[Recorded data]
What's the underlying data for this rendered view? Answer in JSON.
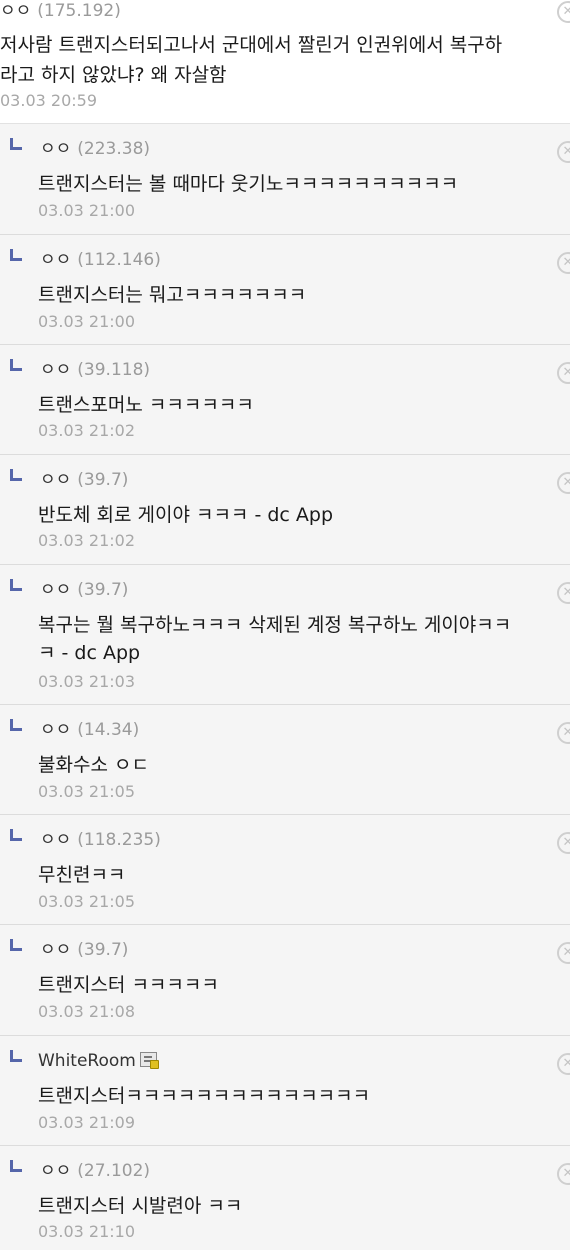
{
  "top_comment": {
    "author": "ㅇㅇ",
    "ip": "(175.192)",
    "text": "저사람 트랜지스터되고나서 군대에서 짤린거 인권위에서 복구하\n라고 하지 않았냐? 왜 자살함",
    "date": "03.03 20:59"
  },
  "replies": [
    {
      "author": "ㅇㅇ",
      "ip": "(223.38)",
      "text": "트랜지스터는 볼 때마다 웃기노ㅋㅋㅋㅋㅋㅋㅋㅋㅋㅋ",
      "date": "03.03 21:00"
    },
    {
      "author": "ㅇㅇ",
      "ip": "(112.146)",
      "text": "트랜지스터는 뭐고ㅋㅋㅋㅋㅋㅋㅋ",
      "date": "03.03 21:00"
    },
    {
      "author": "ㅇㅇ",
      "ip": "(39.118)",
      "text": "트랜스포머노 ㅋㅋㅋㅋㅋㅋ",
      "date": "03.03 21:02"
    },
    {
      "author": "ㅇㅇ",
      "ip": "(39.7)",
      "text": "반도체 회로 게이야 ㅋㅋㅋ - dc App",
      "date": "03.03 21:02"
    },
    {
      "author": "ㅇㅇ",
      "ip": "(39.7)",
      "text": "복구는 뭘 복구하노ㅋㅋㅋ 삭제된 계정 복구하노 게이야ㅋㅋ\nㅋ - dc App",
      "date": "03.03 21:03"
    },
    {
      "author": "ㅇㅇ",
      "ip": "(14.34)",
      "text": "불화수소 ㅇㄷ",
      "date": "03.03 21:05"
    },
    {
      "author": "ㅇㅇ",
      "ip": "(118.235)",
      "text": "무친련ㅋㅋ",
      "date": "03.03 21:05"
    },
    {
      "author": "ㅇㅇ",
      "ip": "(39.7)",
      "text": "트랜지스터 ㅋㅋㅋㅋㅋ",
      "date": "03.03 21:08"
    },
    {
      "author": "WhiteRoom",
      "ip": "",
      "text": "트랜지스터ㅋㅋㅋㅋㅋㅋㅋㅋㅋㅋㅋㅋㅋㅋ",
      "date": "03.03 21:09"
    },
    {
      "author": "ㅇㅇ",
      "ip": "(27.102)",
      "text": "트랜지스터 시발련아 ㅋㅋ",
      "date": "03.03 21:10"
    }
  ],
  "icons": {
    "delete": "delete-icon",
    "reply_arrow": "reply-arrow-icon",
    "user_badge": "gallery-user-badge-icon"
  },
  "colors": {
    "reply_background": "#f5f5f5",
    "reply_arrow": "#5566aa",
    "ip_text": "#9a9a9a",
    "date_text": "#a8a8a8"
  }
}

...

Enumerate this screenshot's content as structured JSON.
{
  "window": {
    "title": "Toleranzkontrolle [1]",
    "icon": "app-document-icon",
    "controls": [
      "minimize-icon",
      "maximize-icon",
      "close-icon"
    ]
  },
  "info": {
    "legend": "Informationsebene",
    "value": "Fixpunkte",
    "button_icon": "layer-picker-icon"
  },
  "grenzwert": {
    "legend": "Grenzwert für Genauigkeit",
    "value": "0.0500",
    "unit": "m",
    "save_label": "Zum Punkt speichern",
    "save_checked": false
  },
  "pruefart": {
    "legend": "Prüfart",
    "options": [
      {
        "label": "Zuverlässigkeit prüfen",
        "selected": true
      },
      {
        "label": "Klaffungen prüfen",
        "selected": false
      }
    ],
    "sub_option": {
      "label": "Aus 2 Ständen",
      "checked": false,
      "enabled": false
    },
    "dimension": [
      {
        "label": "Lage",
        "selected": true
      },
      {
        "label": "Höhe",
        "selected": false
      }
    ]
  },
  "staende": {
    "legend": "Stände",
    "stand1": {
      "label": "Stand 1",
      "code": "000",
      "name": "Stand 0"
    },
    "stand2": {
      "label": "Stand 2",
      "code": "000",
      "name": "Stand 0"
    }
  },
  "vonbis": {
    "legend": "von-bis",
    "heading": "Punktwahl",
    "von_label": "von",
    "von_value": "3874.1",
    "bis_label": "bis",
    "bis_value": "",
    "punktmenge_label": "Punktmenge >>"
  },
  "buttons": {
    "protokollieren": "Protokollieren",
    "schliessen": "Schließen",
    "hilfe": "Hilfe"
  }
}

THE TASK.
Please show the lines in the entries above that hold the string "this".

ANSWER.
What's the underlying data for this rendered view? Answer in JSON.
Enumerate this screenshot's content as structured JSON.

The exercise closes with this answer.